“The law fundamentally shifts the food safety paradign from reacting to adulterated food after it reaches the marketplace, to preventing contaminated food from reaching consumers in the first place,” Jason tells us. “This affects every link in the food supply chain, from farm to fork and requires a lot of documentation that heretofore hasn’t been required.”

C&W head of industrial research in the Americas Jason tells Bisnow these new regulations will the industry in several ways. 1) Food manufacturers will likely ramp up their use of supply optimization software to manage new record-keeping processes, and 2) We will see more manufacturers partnering with third-party logistics (3PLs) to help them navigate the new law. 

“If you think about how onerous that record-keeping could be, having to source every supplier and aspect of the business, I think you’ll see manufacturers embrace that [technology],” Jason tells us. “I thnk we will also see an increase in the use of 3PLs by firms seeking assistance meeting the transportation requirements of the law. In some cases it is going to be cheaper and easier to outsource."

In addition, the report outlines several changes in property design manufacturers can implement to better adhere to the new regulations, including: 

  • designing infrastructure and the floors, walls, ceilings, etc., to prevent water from accumulating, keeping the facility dry during operations
  • constructing and securing all building openings, including doors, fans and louvers, to keep out pests and foreign bodies
  • designing all site elements with food saftey in mind, including security, vehicle management, site lighting, etc.
  • constructing easy-to-clean floors that allow for improved sanitation and build easy-to-clean concrete masonry walls.

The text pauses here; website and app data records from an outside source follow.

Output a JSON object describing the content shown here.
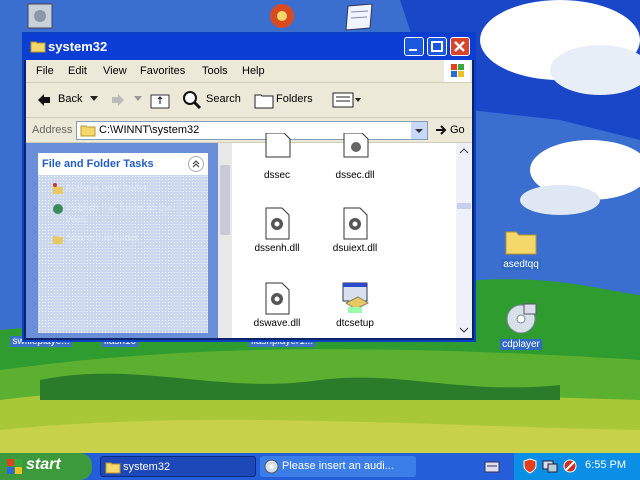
{
  "window": {
    "title": "system32",
    "menu": [
      "File",
      "Edit",
      "View",
      "Favorites",
      "Tools",
      "Help"
    ],
    "toolbar": {
      "back": "Back",
      "search": "Search",
      "folders": "Folders"
    },
    "address": {
      "label": "Address",
      "value": "C:\\WINNT\\system32",
      "go": "Go"
    },
    "tasks": {
      "title": "File and Folder Tasks",
      "items": [
        "Make a new folder",
        "Publish this folder to the Web",
        "Share this folder"
      ]
    },
    "files": [
      {
        "name": "dssec",
        "icon": "document-icon"
      },
      {
        "name": "dssec.dll",
        "icon": "dll-gear-icon"
      },
      {
        "name": "dssenh.dll",
        "icon": "dll-gear-icon"
      },
      {
        "name": "dsuiext.dll",
        "icon": "dll-gear-icon"
      },
      {
        "name": "dswave.dll",
        "icon": "dll-gear-icon"
      },
      {
        "name": "dtcsetup",
        "icon": "setup-icon"
      }
    ]
  },
  "desktop_icons": [
    {
      "label": "swflieplaye...",
      "icon": "flash-icon"
    },
    {
      "label": "flash10",
      "icon": "flash-icon"
    },
    {
      "label": "flashplayer1...",
      "icon": "flash-icon"
    },
    {
      "label": "asedtqq",
      "icon": "folder-icon"
    },
    {
      "label": "cdplayer",
      "icon": "cd-icon"
    }
  ],
  "taskbar": {
    "start": "start",
    "buttons": [
      {
        "label": "system32",
        "icon": "folder-icon"
      },
      {
        "label": "Please insert an audi...",
        "icon": "cd-icon"
      }
    ],
    "clock": "6:55 PM"
  },
  "colors": {
    "titlebar": "#0c3ed6",
    "taskbar": "#245ed8",
    "start": "#3c9a3c",
    "tray": "#0b8fe6"
  }
}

"Incorporating the food safety measures may require additional costs," Jason says. "In the long term, however, the up-front cost to ensure compliance will be less expensive than non-compliance."